8.       Wearing heels every day.
Nope. Have you ever seen a bunion?

9.       Desiring the ‘perfect’ body.
Such a thing doesn’t exist. So really you’re pinning all your hopes on the unachievable. ‘Perfect’ is different things to different people – don’t change yourself in order to attain a fruitless goal that will leave you miserable. Albeit attractively so.

10.   Feeling obligated to make plans.
You think; ‘I’d rather die than go to your baby shower/housewarming/all night rave/brunch date in artisan restaurant where they serve your steak on a shovel’. You say; ‘Oh absolutely! I can’t think of anything better! I wouldn’t miss it!’ Stop doing that. Just don’t go.

11.   Selfie shaming.
If you want to post a million and one selfies then go for it. You have a great pout! Just know that we all love you and want to help you deal with your insecurities, if that involves you selfie-ing yourself to ecstasy for a while that’s ok. Just don’t mock others for the same thing.

12.   Making a mountain out of Valentine's Day.
Why are you succumbing to the pressure of every advert/shop window in the country? If you want to do something romantic then do it – you don’t need a ‘day’ to show someone you care. If they forget that ‘special day’ who cares? Make him/her a cup of tea! Run them a bath! Throw a toaster in there, they’ll love it!

13.   Comparing your life to others. 
Stop it.

14.   Losing the What If’s
Move on and look to the present, and the future. It’s pointless and redundant trying to replay what you feel are missteps in your past, you’ll never know how things may have worked out if you’d taken the other sliding door and it frankly makes no difference on the here and now.

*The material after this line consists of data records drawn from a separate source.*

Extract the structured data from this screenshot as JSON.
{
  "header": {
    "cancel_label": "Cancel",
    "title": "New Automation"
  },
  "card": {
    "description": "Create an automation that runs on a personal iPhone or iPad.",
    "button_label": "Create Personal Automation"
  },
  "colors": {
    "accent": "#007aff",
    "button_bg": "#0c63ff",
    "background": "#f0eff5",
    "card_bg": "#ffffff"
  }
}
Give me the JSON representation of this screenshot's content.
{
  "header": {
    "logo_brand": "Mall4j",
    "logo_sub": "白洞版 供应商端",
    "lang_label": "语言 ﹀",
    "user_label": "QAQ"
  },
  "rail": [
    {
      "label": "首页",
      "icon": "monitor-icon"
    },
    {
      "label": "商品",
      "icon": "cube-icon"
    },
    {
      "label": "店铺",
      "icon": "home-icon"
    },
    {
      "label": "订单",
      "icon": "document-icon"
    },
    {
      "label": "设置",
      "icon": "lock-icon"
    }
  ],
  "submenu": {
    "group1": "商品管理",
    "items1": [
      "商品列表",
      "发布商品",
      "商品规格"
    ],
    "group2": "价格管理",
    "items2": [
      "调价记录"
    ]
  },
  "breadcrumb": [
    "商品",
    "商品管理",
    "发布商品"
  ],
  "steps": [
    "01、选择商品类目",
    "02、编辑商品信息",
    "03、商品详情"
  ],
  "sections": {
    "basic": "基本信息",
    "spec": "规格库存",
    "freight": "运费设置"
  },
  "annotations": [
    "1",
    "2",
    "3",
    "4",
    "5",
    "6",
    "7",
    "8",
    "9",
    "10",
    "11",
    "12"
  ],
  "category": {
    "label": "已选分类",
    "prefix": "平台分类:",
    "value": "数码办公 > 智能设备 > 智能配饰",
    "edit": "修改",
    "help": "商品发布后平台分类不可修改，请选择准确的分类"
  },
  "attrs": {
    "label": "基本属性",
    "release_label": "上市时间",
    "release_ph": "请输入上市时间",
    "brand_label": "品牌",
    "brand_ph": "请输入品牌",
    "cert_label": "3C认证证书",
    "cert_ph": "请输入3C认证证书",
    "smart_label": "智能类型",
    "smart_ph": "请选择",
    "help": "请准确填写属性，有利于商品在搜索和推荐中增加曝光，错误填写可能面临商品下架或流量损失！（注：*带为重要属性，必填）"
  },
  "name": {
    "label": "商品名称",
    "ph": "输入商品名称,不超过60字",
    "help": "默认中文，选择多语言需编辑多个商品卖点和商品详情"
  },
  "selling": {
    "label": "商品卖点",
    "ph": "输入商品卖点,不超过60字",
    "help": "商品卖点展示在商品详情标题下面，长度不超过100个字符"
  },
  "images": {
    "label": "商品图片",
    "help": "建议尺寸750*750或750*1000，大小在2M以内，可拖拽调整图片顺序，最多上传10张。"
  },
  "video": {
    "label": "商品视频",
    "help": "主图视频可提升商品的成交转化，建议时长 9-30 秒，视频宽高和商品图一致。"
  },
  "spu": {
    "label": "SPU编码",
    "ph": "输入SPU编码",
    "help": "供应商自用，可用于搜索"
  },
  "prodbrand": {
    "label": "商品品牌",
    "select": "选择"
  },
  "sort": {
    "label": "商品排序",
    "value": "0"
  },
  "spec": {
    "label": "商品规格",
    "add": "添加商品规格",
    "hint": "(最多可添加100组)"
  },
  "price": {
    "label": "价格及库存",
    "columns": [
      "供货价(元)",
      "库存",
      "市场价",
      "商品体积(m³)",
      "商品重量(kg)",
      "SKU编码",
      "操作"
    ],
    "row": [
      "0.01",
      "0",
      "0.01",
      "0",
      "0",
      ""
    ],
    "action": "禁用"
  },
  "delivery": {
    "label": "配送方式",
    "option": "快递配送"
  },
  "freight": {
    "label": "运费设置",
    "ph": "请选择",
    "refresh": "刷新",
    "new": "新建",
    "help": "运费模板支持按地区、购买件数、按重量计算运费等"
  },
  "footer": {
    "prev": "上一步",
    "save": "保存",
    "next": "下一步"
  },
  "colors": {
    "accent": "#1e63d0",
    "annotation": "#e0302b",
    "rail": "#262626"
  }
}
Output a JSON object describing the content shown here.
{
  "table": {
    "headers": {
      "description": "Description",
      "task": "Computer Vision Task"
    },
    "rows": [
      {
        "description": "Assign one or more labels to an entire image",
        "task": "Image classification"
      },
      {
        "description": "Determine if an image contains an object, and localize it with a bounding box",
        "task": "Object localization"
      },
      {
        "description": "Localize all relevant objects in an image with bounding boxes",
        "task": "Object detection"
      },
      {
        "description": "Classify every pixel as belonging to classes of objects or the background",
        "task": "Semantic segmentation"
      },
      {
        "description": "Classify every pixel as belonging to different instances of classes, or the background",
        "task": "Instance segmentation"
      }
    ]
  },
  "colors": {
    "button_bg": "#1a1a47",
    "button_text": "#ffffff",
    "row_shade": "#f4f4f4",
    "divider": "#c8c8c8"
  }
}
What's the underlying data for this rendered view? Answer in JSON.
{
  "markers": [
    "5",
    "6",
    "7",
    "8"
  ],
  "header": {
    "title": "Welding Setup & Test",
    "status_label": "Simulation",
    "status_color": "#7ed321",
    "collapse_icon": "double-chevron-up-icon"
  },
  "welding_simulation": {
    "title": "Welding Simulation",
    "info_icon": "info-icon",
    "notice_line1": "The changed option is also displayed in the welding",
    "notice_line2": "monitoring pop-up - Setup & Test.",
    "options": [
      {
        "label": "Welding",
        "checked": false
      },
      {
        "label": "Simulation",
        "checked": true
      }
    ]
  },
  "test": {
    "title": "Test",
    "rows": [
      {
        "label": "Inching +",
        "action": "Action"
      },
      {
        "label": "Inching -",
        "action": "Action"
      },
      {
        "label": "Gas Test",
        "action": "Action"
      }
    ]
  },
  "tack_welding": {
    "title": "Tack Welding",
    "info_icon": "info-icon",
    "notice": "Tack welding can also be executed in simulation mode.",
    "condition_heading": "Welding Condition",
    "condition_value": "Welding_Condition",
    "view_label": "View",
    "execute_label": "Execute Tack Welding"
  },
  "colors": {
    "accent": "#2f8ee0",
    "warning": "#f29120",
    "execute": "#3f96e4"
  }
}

15.   Getting back ‘out there’. 
Yuck. The best moments normally happen by accident. Unplanned. Don’t feel you have to follow some imagined rule book in order to find happiness.

16.    People who are toxic for you.

You don’t need people in your life who make you unhappy, stressed, think less of yourself. It’s just not necessary. Stick like glue to the ones who show you care, make you feel happy and loved. Start the year as you mean to go on: feeling GOOD.